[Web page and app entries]
=-=-=-=-=
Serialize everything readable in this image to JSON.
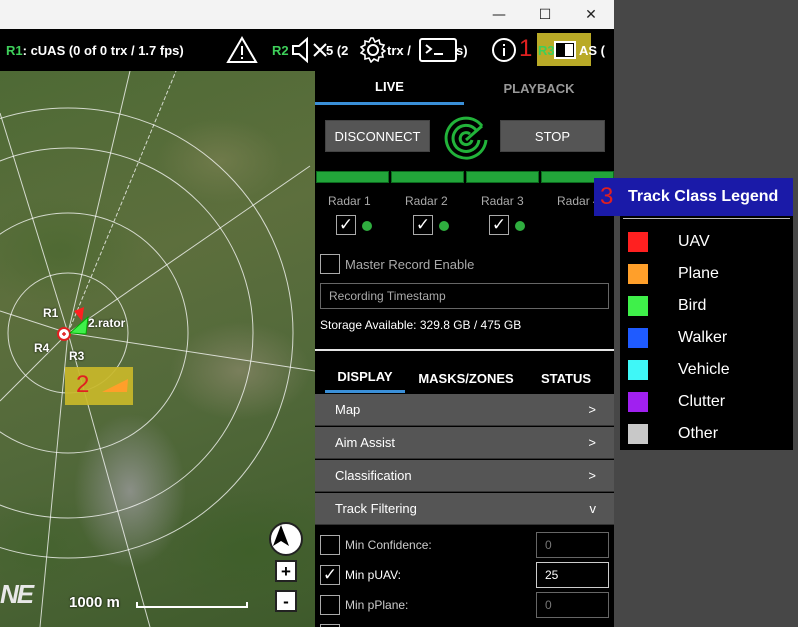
{
  "window": {
    "minimize_glyph": "—",
    "maximize_glyph": "☐",
    "close_glyph": "✕"
  },
  "statusbar": {
    "r1_id": "R1",
    "r1_text": ": cUAS  (0 of 0 trx / 1.7 fps)",
    "r2_id": "R2",
    "r2_text": "5  (2",
    "r2_text_b": "trx /",
    "r2_text_c": "s)",
    "r3_id": "R3",
    "r3_text": "AS  (",
    "icons": [
      "warning-icon",
      "mute-icon",
      "gear-icon",
      "terminal-icon",
      "info-icon"
    ]
  },
  "callouts": {
    "one": "1",
    "two": "2",
    "three": "3"
  },
  "map": {
    "labels": {
      "r1": "R1",
      "r3": "R3",
      "r4": "R4",
      "operator": "2.rator"
    },
    "scale": "1000 m",
    "zoom_in": "+",
    "zoom_out": "-",
    "logo": "NE"
  },
  "panel": {
    "tabs": [
      "LIVE",
      "PLAYBACK"
    ],
    "active_tab": "LIVE",
    "disconnect": "DISCONNECT",
    "stop": "STOP",
    "radars": [
      {
        "label": "Radar 1",
        "checked": true
      },
      {
        "label": "Radar 2",
        "checked": true
      },
      {
        "label": "Radar 3",
        "checked": true
      },
      {
        "label": "Radar 4",
        "checked": true
      }
    ],
    "master_record": "Master Record Enable",
    "recording_placeholder": "Recording Timestamp",
    "storage": "Storage Available: 329.8 GB / 475 GB",
    "subtabs": [
      "DISPLAY",
      "MASKS/ZONES",
      "STATUS"
    ],
    "accordion": [
      {
        "label": "Map",
        "chevron": ">"
      },
      {
        "label": "Aim Assist",
        "chevron": ">"
      },
      {
        "label": "Classification",
        "chevron": ">"
      },
      {
        "label": "Track Filtering",
        "chevron": "v"
      }
    ],
    "filters": [
      {
        "label": "Min Confidence:",
        "checked": false,
        "value": "0"
      },
      {
        "label": "Min pUAV:",
        "checked": true,
        "value": "25"
      },
      {
        "label": "Min pPlane:",
        "checked": false,
        "value": "0"
      }
    ]
  },
  "legend": {
    "title": "Track Class Legend",
    "items": [
      {
        "label": "UAV",
        "color": "#ff2020"
      },
      {
        "label": "Plane",
        "color": "#ff9f2a"
      },
      {
        "label": "Bird",
        "color": "#3ff04a"
      },
      {
        "label": "Walker",
        "color": "#1f5bff"
      },
      {
        "label": "Vehicle",
        "color": "#3ff7f7"
      },
      {
        "label": "Clutter",
        "color": "#a020f0"
      },
      {
        "label": "Other",
        "color": "#c8c8c8"
      }
    ]
  }
}
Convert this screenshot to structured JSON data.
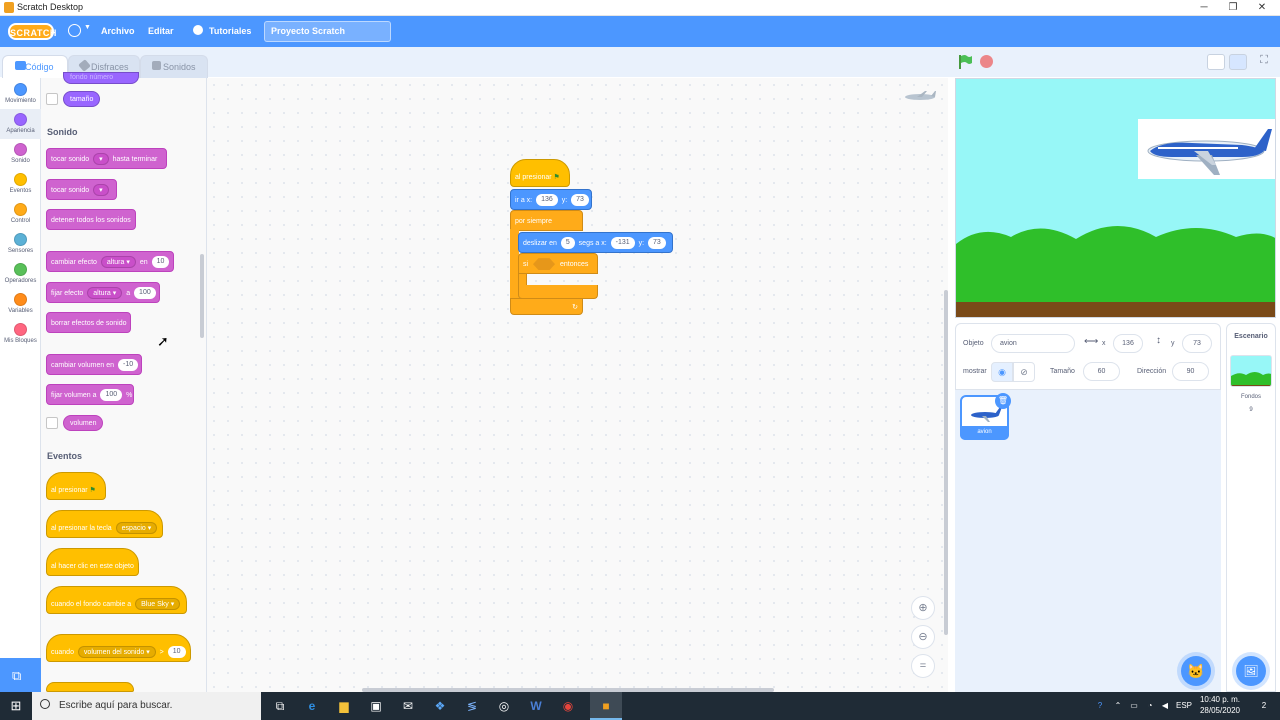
{
  "window": {
    "title": "Scratch Desktop"
  },
  "menubar": {
    "logo": "SCRATCH",
    "items": [
      "Archivo",
      "Editar",
      "Tutoriales"
    ],
    "project_title": "Proyecto Scratch"
  },
  "tabs": [
    {
      "label": "Código",
      "icon": "code-icon"
    },
    {
      "label": "Disfraces",
      "icon": "brush-icon"
    },
    {
      "label": "Sonidos",
      "icon": "speaker-icon"
    }
  ],
  "categories": [
    {
      "label": "Movimiento",
      "color": "#4c97ff"
    },
    {
      "label": "Apariencia",
      "color": "#9966ff"
    },
    {
      "label": "Sonido",
      "color": "#cf63cf"
    },
    {
      "label": "Eventos",
      "color": "#ffbf00"
    },
    {
      "label": "Control",
      "color": "#ffab19"
    },
    {
      "label": "Sensores",
      "color": "#5cb1d6"
    },
    {
      "label": "Operadores",
      "color": "#59c059"
    },
    {
      "label": "Variables",
      "color": "#ff8c1a"
    },
    {
      "label": "Mis Bloques",
      "color": "#ff6680"
    }
  ],
  "palette": {
    "looks_reporter_partial": "fondo número",
    "size_reporter": "tamaño",
    "sound_title": "Sonido",
    "sound_blocks": {
      "play_until_done": "tocar sonido",
      "play_until_done_suffix": "hasta terminar",
      "play": "tocar sonido",
      "stop_all": "detener todos los sonidos",
      "change_effect": "cambiar efecto",
      "change_effect_dd": "altura",
      "change_effect_by": "en",
      "change_effect_val": "10",
      "set_effect": "fijar efecto",
      "set_effect_dd": "altura",
      "set_effect_to": "a",
      "set_effect_val": "100",
      "clear_effects": "borrar efectos de sonido",
      "change_volume": "cambiar volumen en",
      "change_volume_val": "-10",
      "set_volume": "fijar volumen a",
      "set_volume_val": "100",
      "set_volume_unit": "%",
      "volume_reporter": "volumen"
    },
    "events_title": "Eventos",
    "event_blocks": {
      "flag": "al presionar",
      "key": "al presionar la tecla",
      "key_dd": "espacio",
      "sprite_click": "al hacer clic en este objeto",
      "backdrop_switch": "cuando el fondo cambie a",
      "backdrop_dd": "Blue Sky",
      "greater_than": "cuando",
      "greater_dd": "volumen del sonido",
      "greater_op": ">",
      "greater_val": "10"
    }
  },
  "script": {
    "hat": "al presionar",
    "goto_label": "ir a x:",
    "goto_x": "136",
    "goto_y_label": "y:",
    "goto_y": "73",
    "forever": "por siempre",
    "glide_label": "deslizar en",
    "glide_secs": "5",
    "glide_mid": "segs a x:",
    "glide_x": "-131",
    "glide_y_label": "y:",
    "glide_y": "73",
    "if_label": "si",
    "if_then": "entonces",
    "loop_arrow": "↻"
  },
  "sprite_info": {
    "sprite_label": "Objeto",
    "sprite_name": "avion",
    "x_label": "x",
    "x": "136",
    "y_label": "y",
    "y": "73",
    "show_label": "mostrar",
    "size_label": "Tamaño",
    "size": "60",
    "direction_label": "Dirección",
    "direction": "90"
  },
  "sprites": [
    {
      "name": "avion"
    }
  ],
  "stage_pane": {
    "title": "Escenario",
    "backdrops_label": "Fondos",
    "backdrops_count": "9"
  },
  "taskbar": {
    "search_placeholder": "Escribe aquí para buscar.",
    "time": "10:40 p. m.",
    "date": "28/05/2020",
    "lang": "ESP",
    "notifications": "2"
  }
}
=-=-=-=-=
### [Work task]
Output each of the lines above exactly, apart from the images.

### [Output below]
Serialize everything readable in this image to JSON.
{
  "window": {
    "minimize_glyph": "—",
    "maximize_glyph": "☐",
    "close_glyph": "✕"
  },
  "statusbar": {
    "r1_id": "R1",
    "r1_text": ": cUAS  (0 of 0 trx / 1.7 fps)",
    "r2_id": "R2",
    "r2_text": "5  (2",
    "r2_text_b": "trx /",
    "r2_text_c": "s)",
    "r3_id": "R3",
    "r3_text": "AS  (",
    "icons": [
      "warning-icon",
      "mute-icon",
      "gear-icon",
      "terminal-icon",
      "info-icon"
    ]
  },
  "callouts": {
    "one": "1",
    "two": "2",
    "three": "3"
  },
  "map": {
    "labels": {
      "r1": "R1",
      "r3": "R3",
      "r4": "R4",
      "operator": "2.rator"
    },
    "scale": "1000 m",
    "zoom_in": "+",
    "zoom_out": "-",
    "logo": "NE"
  },
  "panel": {
    "tabs": [
      "LIVE",
      "PLAYBACK"
    ],
    "active_tab": "LIVE",
    "disconnect": "DISCONNECT",
    "stop": "STOP",
    "radars": [
      {
        "label": "Radar 1",
        "checked": true
      },
      {
        "label": "Radar 2",
        "checked": true
      },
      {
        "label": "Radar 3",
        "checked": true
      },
      {
        "label": "Radar 4",
        "checked": true
      }
    ],
    "master_record": "Master Record Enable",
    "recording_placeholder": "Recording Timestamp",
    "storage": "Storage Available: 329.8 GB / 475 GB",
    "subtabs": [
      "DISPLAY",
      "MASKS/ZONES",
      "STATUS"
    ],
    "accordion": [
      {
        "label": "Map",
        "chevron": ">"
      },
      {
        "label": "Aim Assist",
        "chevron": ">"
      },
      {
        "label": "Classification",
        "chevron": ">"
      },
      {
        "label": "Track Filtering",
        "chevron": "v"
      }
    ],
    "filters": [
      {
        "label": "Min Confidence:",
        "checked": false,
        "value": "0"
      },
      {
        "label": "Min pUAV:",
        "checked": true,
        "value": "25"
      },
      {
        "label": "Min pPlane:",
        "checked": false,
        "value": "0"
      }
    ]
  },
  "legend": {
    "title": "Track Class Legend",
    "items": [
      {
        "label": "UAV",
        "color": "#ff2020"
      },
      {
        "label": "Plane",
        "color": "#ff9f2a"
      },
      {
        "label": "Bird",
        "color": "#3ff04a"
      },
      {
        "label": "Walker",
        "color": "#1f5bff"
      },
      {
        "label": "Vehicle",
        "color": "#3ff7f7"
      },
      {
        "label": "Clutter",
        "color": "#a020f0"
      },
      {
        "label": "Other",
        "color": "#c8c8c8"
      }
    ]
  }
}
Convert this screenshot to structured JSON data.
{
  "window": {
    "title": "Scratch Desktop"
  },
  "menubar": {
    "logo": "SCRATCH",
    "items": [
      "Archivo",
      "Editar",
      "Tutoriales"
    ],
    "project_title": "Proyecto Scratch"
  },
  "tabs": [
    {
      "label": "Código",
      "icon": "code-icon"
    },
    {
      "label": "Disfraces",
      "icon": "brush-icon"
    },
    {
      "label": "Sonidos",
      "icon": "speaker-icon"
    }
  ],
  "categories": [
    {
      "label": "Movimiento",
      "color": "#4c97ff"
    },
    {
      "label": "Apariencia",
      "color": "#9966ff"
    },
    {
      "label": "Sonido",
      "color": "#cf63cf"
    },
    {
      "label": "Eventos",
      "color": "#ffbf00"
    },
    {
      "label": "Control",
      "color": "#ffab19"
    },
    {
      "label": "Sensores",
      "color": "#5cb1d6"
    },
    {
      "label": "Operadores",
      "color": "#59c059"
    },
    {
      "label": "Variables",
      "color": "#ff8c1a"
    },
    {
      "label": "Mis Bloques",
      "color": "#ff6680"
    }
  ],
  "palette": {
    "looks_reporter_partial": "fondo número",
    "size_reporter": "tamaño",
    "sound_title": "Sonido",
    "sound_blocks": {
      "play_until_done": "tocar sonido",
      "play_until_done_suffix": "hasta terminar",
      "play": "tocar sonido",
      "stop_all": "detener todos los sonidos",
      "change_effect": "cambiar efecto",
      "change_effect_dd": "altura",
      "change_effect_by": "en",
      "change_effect_val": "10",
      "set_effect": "fijar efecto",
      "set_effect_dd": "altura",
      "set_effect_to": "a",
      "set_effect_val": "100",
      "clear_effects": "borrar efectos de sonido",
      "change_volume": "cambiar volumen en",
      "change_volume_val": "-10",
      "set_volume": "fijar volumen a",
      "set_volume_val": "100",
      "set_volume_unit": "%",
      "volume_reporter": "volumen"
    },
    "events_title": "Eventos",
    "event_blocks": {
      "flag": "al presionar",
      "key": "al presionar la tecla",
      "key_dd": "espacio",
      "sprite_click": "al hacer clic en este objeto",
      "backdrop_switch": "cuando el fondo cambie a",
      "backdrop_dd": "Blue Sky",
      "greater_than": "cuando",
      "greater_dd": "volumen del sonido",
      "greater_op": ">",
      "greater_val": "10"
    }
  },
  "script": {
    "hat": "al presionar",
    "goto_label": "ir a x:",
    "goto_x": "136",
    "goto_y_label": "y:",
    "goto_y": "73",
    "forever": "por siempre",
    "glide_label": "deslizar en",
    "glide_secs": "5",
    "glide_mid": "segs a x:",
    "glide_x": "-131",
    "glide_y_label": "y:",
    "glide_y": "73",
    "if_label": "si",
    "if_then": "entonces",
    "loop_arrow": "↻"
  },
  "sprite_info": {
    "sprite_label": "Objeto",
    "sprite_name": "avion",
    "x_label": "x",
    "x": "136",
    "y_label": "y",
    "y": "73",
    "show_label": "mostrar",
    "size_label": "Tamaño",
    "size": "60",
    "direction_label": "Dirección",
    "direction": "90"
  },
  "sprites": [
    {
      "name": "avion"
    }
  ],
  "stage_pane": {
    "title": "Escenario",
    "backdrops_label": "Fondos",
    "backdrops_count": "9"
  },
  "taskbar": {
    "search_placeholder": "Escribe aquí para buscar.",
    "time": "10:40 p. m.",
    "date": "28/05/2020",
    "lang": "ESP",
    "notifications": "2"
  }
}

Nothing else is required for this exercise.